That’s not everything one needs to know when working with WebRTC in iOS. If we leave everything as it is at the moment, the app users will be able to talk. However, only if the application is open, will they be able to learn about an incoming call and answer it. The good thing is, this problem can be easily solved. iOS provides us with a VoIP push. It’s a kind of push notification in iOS, and it was created specifically for work with calls. This is how it’s registered:
This push notification helps show an incoming call screen which allows the user to accept or decline the call. It’s done via this function:
It doesn’t matter what the user is doing at the moment. They can be playing a game or having their phone screen blocked. VoIP push has the highest priority, which means that notifications will always be arriving, and the users will be able to easily call one another. VoIP push notifications have to be integrated along with call integration. It’s very difficult to use calls without VoIP because for a call to happen, the users will have to have their apps open and just sit and wait for the call. That can be classified as strange behavior. The users don’t want to act strange, so they’ll probably choose another application.

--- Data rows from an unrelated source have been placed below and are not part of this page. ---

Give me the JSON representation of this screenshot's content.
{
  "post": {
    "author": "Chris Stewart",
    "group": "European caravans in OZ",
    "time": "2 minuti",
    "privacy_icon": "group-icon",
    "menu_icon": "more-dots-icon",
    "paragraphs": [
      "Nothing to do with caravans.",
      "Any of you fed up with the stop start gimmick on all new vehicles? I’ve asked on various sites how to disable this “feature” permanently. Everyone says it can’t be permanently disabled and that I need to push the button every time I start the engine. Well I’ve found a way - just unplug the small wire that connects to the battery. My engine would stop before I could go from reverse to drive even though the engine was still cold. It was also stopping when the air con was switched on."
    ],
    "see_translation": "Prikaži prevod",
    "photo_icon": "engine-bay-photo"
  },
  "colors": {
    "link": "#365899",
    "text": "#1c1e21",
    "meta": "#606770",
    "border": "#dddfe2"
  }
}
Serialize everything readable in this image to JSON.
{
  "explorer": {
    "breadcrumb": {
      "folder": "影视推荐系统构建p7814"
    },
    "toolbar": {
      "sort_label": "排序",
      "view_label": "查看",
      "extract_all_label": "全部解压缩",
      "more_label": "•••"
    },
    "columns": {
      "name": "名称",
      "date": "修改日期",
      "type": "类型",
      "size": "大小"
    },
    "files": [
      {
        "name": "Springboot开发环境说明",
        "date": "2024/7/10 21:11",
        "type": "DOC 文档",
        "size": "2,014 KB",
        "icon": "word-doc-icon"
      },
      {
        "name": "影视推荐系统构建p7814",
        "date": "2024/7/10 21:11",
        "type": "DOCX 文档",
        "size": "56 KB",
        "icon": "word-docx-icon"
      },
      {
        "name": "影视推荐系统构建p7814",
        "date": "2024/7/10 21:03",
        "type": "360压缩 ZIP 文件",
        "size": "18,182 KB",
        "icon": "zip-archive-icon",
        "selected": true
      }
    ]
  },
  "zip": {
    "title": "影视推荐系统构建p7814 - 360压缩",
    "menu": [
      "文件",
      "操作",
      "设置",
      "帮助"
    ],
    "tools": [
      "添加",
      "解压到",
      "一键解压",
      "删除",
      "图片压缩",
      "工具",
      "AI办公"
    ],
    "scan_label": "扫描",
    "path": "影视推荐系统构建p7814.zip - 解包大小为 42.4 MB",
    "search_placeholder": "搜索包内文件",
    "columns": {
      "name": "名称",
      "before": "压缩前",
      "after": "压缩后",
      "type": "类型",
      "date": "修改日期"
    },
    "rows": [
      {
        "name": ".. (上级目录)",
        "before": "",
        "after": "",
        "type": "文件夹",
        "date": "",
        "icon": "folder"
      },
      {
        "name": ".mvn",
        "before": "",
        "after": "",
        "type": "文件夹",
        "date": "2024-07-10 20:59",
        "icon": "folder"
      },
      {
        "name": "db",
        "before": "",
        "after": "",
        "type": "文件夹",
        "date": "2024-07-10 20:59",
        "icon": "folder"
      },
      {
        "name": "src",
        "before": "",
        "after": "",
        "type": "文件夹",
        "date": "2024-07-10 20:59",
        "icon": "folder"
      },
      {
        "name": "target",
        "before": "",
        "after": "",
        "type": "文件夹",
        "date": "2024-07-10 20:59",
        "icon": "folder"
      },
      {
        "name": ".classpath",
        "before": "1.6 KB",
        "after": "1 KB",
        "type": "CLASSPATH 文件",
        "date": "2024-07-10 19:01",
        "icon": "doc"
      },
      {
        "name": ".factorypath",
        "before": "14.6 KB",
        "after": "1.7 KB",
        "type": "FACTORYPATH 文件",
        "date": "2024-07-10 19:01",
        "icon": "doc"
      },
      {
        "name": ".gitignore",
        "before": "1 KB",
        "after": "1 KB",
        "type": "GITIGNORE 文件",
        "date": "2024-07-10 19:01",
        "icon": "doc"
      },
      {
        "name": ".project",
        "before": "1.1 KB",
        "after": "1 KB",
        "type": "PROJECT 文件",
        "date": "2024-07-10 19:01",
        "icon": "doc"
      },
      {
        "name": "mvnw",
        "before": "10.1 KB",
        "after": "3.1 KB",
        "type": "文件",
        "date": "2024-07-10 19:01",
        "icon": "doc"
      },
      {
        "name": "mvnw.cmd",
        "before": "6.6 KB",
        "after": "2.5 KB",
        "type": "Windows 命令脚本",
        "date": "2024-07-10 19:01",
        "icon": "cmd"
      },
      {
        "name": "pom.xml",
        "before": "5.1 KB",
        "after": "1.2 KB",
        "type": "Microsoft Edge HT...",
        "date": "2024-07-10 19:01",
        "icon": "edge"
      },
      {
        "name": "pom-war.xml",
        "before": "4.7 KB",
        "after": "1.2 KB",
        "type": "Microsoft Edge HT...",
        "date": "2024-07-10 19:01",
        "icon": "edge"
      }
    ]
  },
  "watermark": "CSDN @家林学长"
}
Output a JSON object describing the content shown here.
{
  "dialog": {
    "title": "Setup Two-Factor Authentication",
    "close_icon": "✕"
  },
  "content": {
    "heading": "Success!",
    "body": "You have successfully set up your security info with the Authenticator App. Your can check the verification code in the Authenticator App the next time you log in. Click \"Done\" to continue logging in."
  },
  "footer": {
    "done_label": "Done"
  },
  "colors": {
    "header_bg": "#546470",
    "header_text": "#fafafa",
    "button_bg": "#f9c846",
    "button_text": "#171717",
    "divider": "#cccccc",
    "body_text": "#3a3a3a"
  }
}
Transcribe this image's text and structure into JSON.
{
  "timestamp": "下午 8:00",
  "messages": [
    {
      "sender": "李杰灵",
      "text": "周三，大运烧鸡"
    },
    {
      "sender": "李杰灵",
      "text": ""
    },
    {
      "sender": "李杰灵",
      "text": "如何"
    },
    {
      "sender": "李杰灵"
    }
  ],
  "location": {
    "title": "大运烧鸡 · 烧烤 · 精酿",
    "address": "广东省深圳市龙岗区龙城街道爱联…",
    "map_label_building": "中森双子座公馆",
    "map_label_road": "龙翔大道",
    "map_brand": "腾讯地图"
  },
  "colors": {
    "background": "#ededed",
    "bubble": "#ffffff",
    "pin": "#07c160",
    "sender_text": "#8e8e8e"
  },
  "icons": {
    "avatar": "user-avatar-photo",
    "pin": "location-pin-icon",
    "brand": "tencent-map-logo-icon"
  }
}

We’ve discussed some of the WebRTC peculiarities; found out what’s needed for two clients to connect; learned what steps the clients need to take for a call to happen; what to do besides WebRTC integration to allow iOS users to call one another. We hope that WebRTC isn’t a scary and unknown concept for you anymore, and you understand what you need to apply it to your product. Don’t fear of doing it, as WebRTC is pretty secure!